Author: Thomas Warburton

Cautionary tales

30 September 2002 | Fiction, Prose

Short stories from Förklädnader. Sagor, parabler (‘Disguises. Stories, allegories’, Schildts, 2001; Valepukuja. Satuja, vertauksia, WSOY, 2002)


All over Hellas, even in the barbarian lands, the lyre-players competed with one another. Odes, paeans, dithyrambs echoed endlessly. Phoebus Apollo himself generously oversaw these productions.

A certain promising singer, Deinarchos by name, who hoped to participate in the upcoming Pythian contest, sat in his study-cave in the mountains of Thessaly waiting for inspiration. He prayed repeatedly to Phoebus for help, but did not detect any response. More…

A sense of order

Issue 2/1987 | Archives online, Authors, Reviews

Solveig von Schoultz

Solveig von Schoultz. Photo: Charlotta Boucht

That Solveig von Schoultz occupies the position of ‘grand old lady’ of Finland­-Swedish poetry is beyond question; yet it is an epithet that fits her badly. It all too easily suggests the image of a stern and queenly poetess, an Edith Sitwell, Marianne Moore or Gabriela Mistral. The poetesses of Scandinavia are, by and large, less solemn – more gentle and down-to-earth, even when they grow older and wiser and ascend some of Parnassus’s more elevated thrones.

Solveig von Schoultz has, of course, had a long journey to the top. She has behind her twelve collections of poetry, at least fifteen volumes of prose, and an even greater number of plays for radio, television and theatre, spanning a good fifty years’ acitivity as a writer.

In this long artistic career there is both continuity and development. It might be said that the continuity is represented by the fact that from the very beginning she has preferred to describe women – their daily lives, their loves, thoughts, impulses, relationships. But since so much in the world of women and in women’s thinking has changed during the decades since her literary debut in the 1930s, both her themes and her outlook have necessarily altered, too. Among other things, she has had many of her early, then only half-developed ideas taken up by a later generation, and has thereby had them given back to her renewed. As a feminist she has always been one of the least militant, and for a short time some of her younger co-sisters were uncertain about the strength of her commitment to the Cause. More…
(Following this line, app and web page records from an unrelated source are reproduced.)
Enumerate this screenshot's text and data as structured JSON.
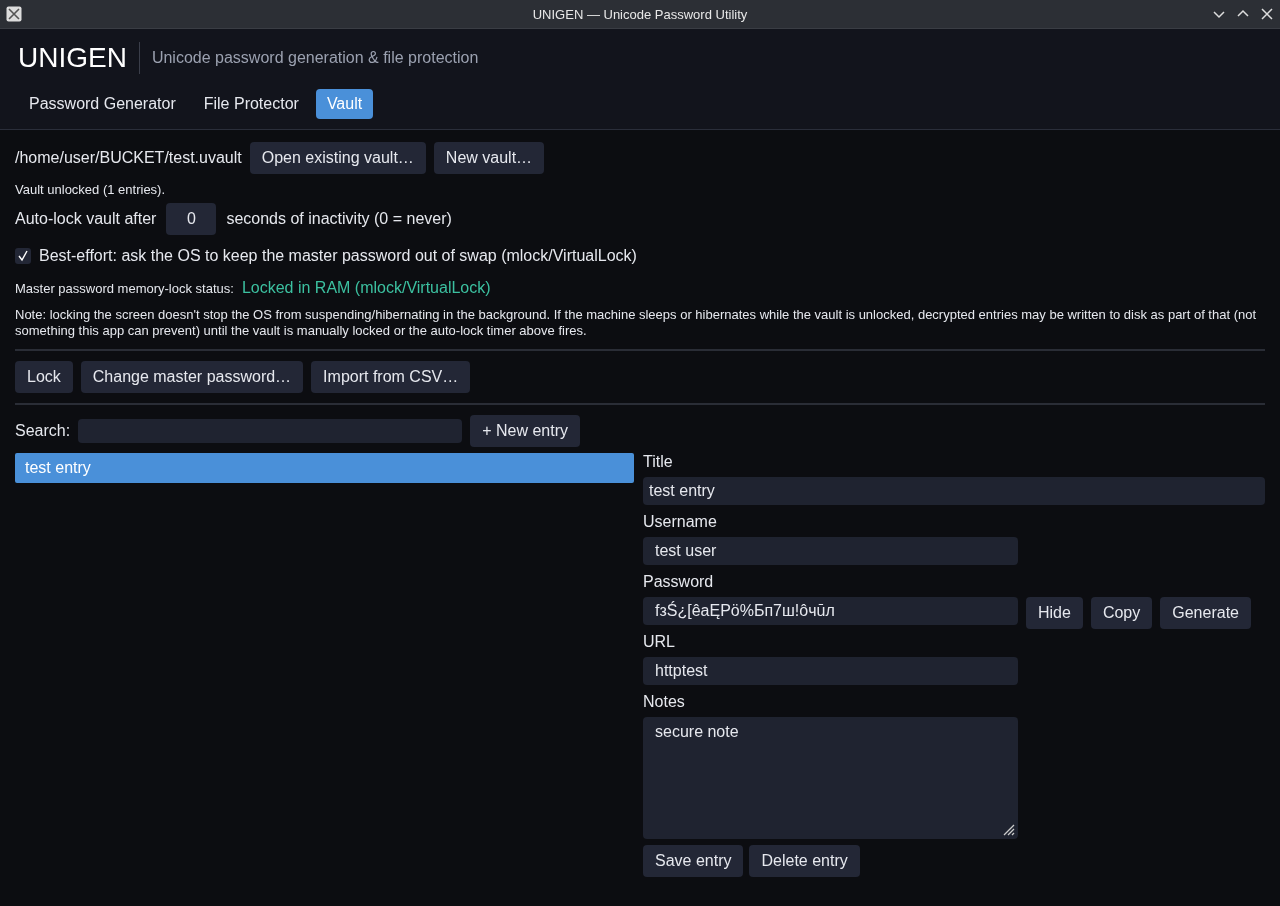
{
  "window": {
    "title": "UNIGEN — Unicode Password Utility"
  },
  "header": {
    "app_name": "UNIGEN",
    "tagline": "Unicode password generation & file protection"
  },
  "tabs": [
    {
      "label": "Password Generator",
      "selected": false
    },
    {
      "label": "File Protector",
      "selected": false
    },
    {
      "label": "Vault",
      "selected": true
    }
  ],
  "vault": {
    "path": "/home/user/BUCKET/test.uvault",
    "buttons": [
      "Open existing vault…",
      "New vault…"
    ],
    "status": "Vault unlocked (1 entries).",
    "autolock": {
      "label_before": "Auto-lock vault after",
      "value": "0",
      "label_after": "seconds of inactivity (0 = never)"
    },
    "mlock_option": {
      "label": "Best-effort: ask the OS to keep the master password out of swap (mlock/VirtualLock)",
      "checked": true
    },
    "memory_status": {
      "label": "Master password memory-lock status:",
      "value": "Locked in RAM (mlock/VirtualLock)"
    },
    "note": "Note: locking the screen doesn't stop the OS from suspending/hibernating in the background. If the machine sleeps or hibernates while the vault is unlocked, decrypted entries may be written to disk as part of that (not something this app can prevent) until the vault is manually locked or the auto-lock timer above fires."
  },
  "actions": [
    "Lock",
    "Change master password…",
    "Import from CSV…"
  ],
  "search": {
    "label": "Search:",
    "new_button": "+ New entry"
  },
  "entries": [
    {
      "title": "test entry",
      "selected": true
    }
  ],
  "editor": {
    "fields": [
      {
        "kind": "wide",
        "label": "Title",
        "value": "test entry"
      },
      {
        "kind": "text",
        "label": "Username",
        "value": "test user"
      },
      {
        "kind": "password",
        "label": "Password",
        "value": "fзŚ¿[êaĘPö%Бп7ш!ôчūл",
        "buttons": [
          "Hide",
          "Copy",
          "Generate"
        ]
      },
      {
        "kind": "text",
        "label": "URL",
        "value": "httptest"
      },
      {
        "kind": "notes",
        "label": "Notes",
        "value": "secure note"
      }
    ],
    "buttons": [
      "Save entry",
      "Delete entry"
    ]
  }
}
The Poet as a Progressive

Issue 3/1979 | Archives online, Authors

Claes Andresson

Claes Andersson. Photo: Johan Bargum.

Why do some poets adopt a chill tone or an intellectual stance, while others bleed in public, clench their fists or bellow with pain? Temperament alone cannot explain this. Poetical traditions, and the current climate, are more influential.

Modern Swedish poetry – in fact all Scandinavian poetry, including that of Finland – has inclined toward German and Continental Expressionism. This is, in essence, a romantic tradition, and there are other, more endogenous romantic traditions, as well, driving poets the same way. In such an ambience any pronouncedly intellectual poet will always seem exceptional. He will risk being accused of aloofness or disdain, be easily damned as a ‘difficult’ writer. Rabbe Enckell and Paavo Haavikko in Finland, Gunnar Ekelöf in Sweden, are cases in point.

Claes Andersson (born 1937) seems to belong to this category. He certainly tells his readers where he stands, unapologetically. But he is also a lover of his language – the Swedish spoken in Finland – and he likes to play intellectual games with the language, to coin a word or a phrase and turn it over, sometimes upside-down, to reflect and comment on the language itself: ‘Words,’ he once wrote, ‘possess hidden valences – shown, for instance, when the word Sodium jumps into the word Water to cool itself, never suspecting what will happen. Hidden tensions may thus be disclosed.’ More…